- DATA RECORDS
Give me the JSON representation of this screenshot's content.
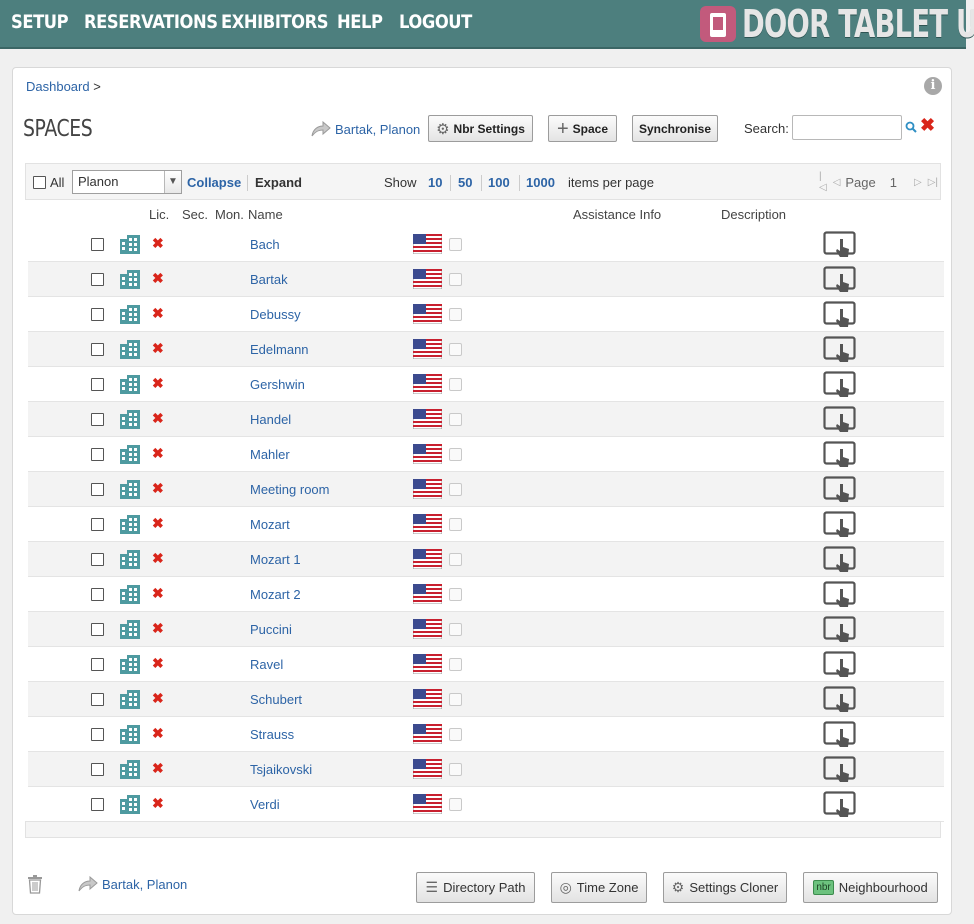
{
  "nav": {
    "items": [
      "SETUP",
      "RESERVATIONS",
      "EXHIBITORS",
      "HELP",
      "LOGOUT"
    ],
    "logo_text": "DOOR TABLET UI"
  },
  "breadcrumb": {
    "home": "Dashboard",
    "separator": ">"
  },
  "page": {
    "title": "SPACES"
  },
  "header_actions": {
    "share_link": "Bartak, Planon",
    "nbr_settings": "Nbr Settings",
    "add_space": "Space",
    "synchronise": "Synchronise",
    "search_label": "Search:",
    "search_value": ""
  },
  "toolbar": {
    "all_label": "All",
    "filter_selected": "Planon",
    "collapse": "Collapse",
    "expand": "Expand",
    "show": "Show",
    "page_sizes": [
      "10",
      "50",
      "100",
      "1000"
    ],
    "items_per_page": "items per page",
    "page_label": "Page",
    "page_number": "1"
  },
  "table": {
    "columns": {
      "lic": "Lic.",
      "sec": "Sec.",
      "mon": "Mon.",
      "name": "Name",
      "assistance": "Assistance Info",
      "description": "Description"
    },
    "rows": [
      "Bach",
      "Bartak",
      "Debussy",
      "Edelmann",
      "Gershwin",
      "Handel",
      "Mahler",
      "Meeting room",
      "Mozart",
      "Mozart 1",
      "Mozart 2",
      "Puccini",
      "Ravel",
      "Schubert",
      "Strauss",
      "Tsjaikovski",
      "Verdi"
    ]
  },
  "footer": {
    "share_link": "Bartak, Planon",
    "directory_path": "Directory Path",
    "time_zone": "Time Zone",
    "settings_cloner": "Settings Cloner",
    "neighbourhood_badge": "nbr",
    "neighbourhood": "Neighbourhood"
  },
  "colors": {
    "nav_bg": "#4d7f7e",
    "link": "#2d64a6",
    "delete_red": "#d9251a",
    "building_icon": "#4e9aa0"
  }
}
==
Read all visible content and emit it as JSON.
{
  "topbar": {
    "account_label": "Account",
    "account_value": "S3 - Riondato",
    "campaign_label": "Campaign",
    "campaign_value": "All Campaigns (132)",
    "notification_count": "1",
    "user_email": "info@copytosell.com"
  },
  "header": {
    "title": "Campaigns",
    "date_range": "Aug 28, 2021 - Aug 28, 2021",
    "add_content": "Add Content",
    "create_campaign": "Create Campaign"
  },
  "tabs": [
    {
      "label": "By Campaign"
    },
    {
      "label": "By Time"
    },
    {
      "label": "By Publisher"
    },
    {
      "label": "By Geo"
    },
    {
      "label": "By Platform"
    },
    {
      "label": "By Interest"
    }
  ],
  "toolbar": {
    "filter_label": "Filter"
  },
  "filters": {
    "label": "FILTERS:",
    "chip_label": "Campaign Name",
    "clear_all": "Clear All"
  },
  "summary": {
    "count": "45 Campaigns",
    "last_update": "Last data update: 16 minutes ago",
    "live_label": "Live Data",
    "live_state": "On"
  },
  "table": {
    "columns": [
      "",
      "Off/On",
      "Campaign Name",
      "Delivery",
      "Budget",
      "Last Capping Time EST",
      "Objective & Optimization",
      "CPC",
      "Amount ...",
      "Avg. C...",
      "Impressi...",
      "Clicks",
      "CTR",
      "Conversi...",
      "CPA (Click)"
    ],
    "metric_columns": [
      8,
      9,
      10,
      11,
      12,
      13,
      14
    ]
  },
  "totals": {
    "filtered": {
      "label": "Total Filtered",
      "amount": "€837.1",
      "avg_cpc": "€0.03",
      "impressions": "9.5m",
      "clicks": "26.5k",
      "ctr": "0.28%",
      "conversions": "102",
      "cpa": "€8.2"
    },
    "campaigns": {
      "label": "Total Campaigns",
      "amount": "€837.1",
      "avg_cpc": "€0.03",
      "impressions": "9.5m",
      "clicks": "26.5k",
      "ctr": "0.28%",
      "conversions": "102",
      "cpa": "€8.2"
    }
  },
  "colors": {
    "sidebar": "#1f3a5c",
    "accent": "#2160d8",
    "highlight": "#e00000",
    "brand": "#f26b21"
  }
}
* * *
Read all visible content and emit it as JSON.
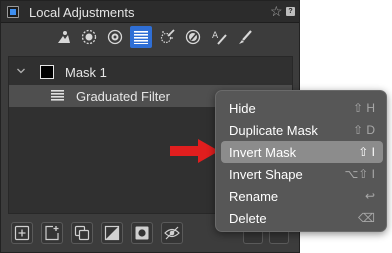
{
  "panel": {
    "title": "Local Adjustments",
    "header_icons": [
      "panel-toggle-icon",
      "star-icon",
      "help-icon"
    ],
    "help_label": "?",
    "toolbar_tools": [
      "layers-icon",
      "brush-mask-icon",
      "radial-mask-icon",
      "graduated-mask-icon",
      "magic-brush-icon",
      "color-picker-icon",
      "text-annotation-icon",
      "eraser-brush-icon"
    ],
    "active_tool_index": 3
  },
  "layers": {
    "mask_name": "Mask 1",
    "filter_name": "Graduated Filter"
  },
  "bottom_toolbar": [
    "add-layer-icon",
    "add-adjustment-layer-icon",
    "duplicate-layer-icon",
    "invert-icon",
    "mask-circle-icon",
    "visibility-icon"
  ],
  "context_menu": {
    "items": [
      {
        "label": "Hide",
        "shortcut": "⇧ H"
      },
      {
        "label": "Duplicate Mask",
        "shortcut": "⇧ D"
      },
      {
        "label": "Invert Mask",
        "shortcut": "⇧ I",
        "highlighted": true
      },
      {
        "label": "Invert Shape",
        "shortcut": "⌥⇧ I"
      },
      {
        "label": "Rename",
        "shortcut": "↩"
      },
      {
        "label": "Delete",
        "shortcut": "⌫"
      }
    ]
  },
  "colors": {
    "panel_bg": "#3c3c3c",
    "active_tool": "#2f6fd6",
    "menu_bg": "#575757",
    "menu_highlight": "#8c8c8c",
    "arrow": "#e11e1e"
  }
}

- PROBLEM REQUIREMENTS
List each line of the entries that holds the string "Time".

- TASK OUTPUT
    "time_zone": "Time Zone",
      "label": "By Time"
      "Last Capping Time EST",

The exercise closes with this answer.